They moved from Nashville, where they met, to Austin in January 1984 with their 4-month-old son, Thomas. She said they lived on Justin Lane, about 12 miles from the Mortons' home.
She said that the young family struggled financially. "Things were higher [priced] here, and I had to go to work."
She had multiple jobs and often worked night shifts, when she would leave their son with Norwood. She said she stopped working at night after coming home once and finding that Norwood had left their son alone.
Judy Norwood testified that when her husband worked as a carpet installer for a company called Leon's Tile he would be gone late at night, telling her he was working. "He said not to question him," she said. "I just took his word for it."
She left her husband and moved back to Tennessee to be near her family in the early 1990s. She said things weren’t good in Austin. "Mark wasn't working and I wasn't working and it just wasn't good," she said. The couple didn't divorce until 2000 or 2001, she said.
A man named Louis "Sonny" Homer Wann helped her move back to Tennessee. Wann was a friend and employer of Norwood. Wann, whose videotaped deposition was shown to jurors on Thursday, has said that he purchased from Norwood a .45-caliber pistol that was stolen from the Mortons' home on the day that Christine Morton was murdered.
The defense asked Judy Norwood about her relationship with Wann.
Although Wann said that he moved to Tennessee to be near Judy Norwood, she testified that he moved from Austin because he was going through a tough divorce. "I was working, and I wouldn't give him time," she said. Although it was obvious that Wann wanted a romantic relationship with her, she said, she didn't reciprocate.
During her testimony, she cried when prosecutors showed a photo of her son with Mark Norwood. The boy was wearing a black tank top and had a big smile. Norwood stood behind him with a red bandana sticking out of his pocket.
Also on the stand Friday morning was Austin police cold case Detective Richard Faithful. He was one of the detectives who interviewed Wann in Tennessee in October 2011 and tracked down the gun that prosecutors allege Mark Norwood stole from the Mortons' home. Faithful said that Wann voluntarily talked bout the gun and that he also agreed to let them take the gun to Austin.
Faithful said that Wann gave specific details about purchasing the gun from Norwood.
He said that initially, officers didn't expect to find the gun because it had been 25 years since the crime. And they were surprised to see that the serial number on the weapon matched the number of the gun stolen from Morton’s home. "I mean that's just amazing," Faithful said.
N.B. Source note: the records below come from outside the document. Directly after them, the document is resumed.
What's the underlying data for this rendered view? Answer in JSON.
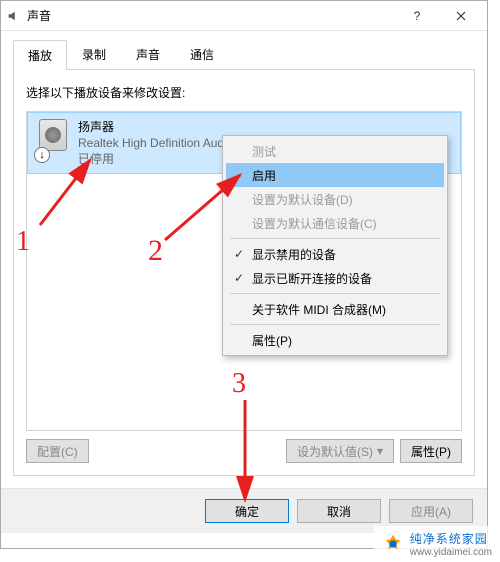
{
  "title": "声音",
  "tabs": [
    "播放",
    "录制",
    "声音",
    "通信"
  ],
  "activeTab": 0,
  "hint": "选择以下播放设备来修改设置:",
  "device": {
    "name": "扬声器",
    "desc": "Realtek High Definition Audio",
    "status": "已停用",
    "badge": "↓"
  },
  "contextMenu": {
    "groups": [
      [
        {
          "label": "测试",
          "disabled": true,
          "checked": false
        },
        {
          "label": "启用",
          "disabled": false,
          "checked": false,
          "selected": true
        },
        {
          "label": "设置为默认设备(D)",
          "disabled": true,
          "checked": false
        },
        {
          "label": "设置为默认通信设备(C)",
          "disabled": true,
          "checked": false
        }
      ],
      [
        {
          "label": "显示禁用的设备",
          "disabled": false,
          "checked": true
        },
        {
          "label": "显示已断开连接的设备",
          "disabled": false,
          "checked": true
        }
      ],
      [
        {
          "label": "关于软件 MIDI 合成器(M)",
          "disabled": false,
          "checked": false
        }
      ],
      [
        {
          "label": "属性(P)",
          "disabled": false,
          "checked": false
        }
      ]
    ]
  },
  "panelButtons": {
    "configure": "配置(C)",
    "setDefault": "设为默认值(S)",
    "properties": "属性(P)"
  },
  "dialogButtons": {
    "ok": "确定",
    "cancel": "取消",
    "apply": "应用(A)"
  },
  "annotations": {
    "a1": "1",
    "a2": "2",
    "a3": "3"
  },
  "watermark": {
    "line1": "纯净系统家园",
    "line2": "www.yidaimei.com"
  }
}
The defense will question Faithful later Friday. Norwood's trial is expected to last through next week.
This article originally appeared in The Texas Tribune at http://www.texastribune.org/2013/03/22/norwoods-ex-wife-testifies-murder-trial/.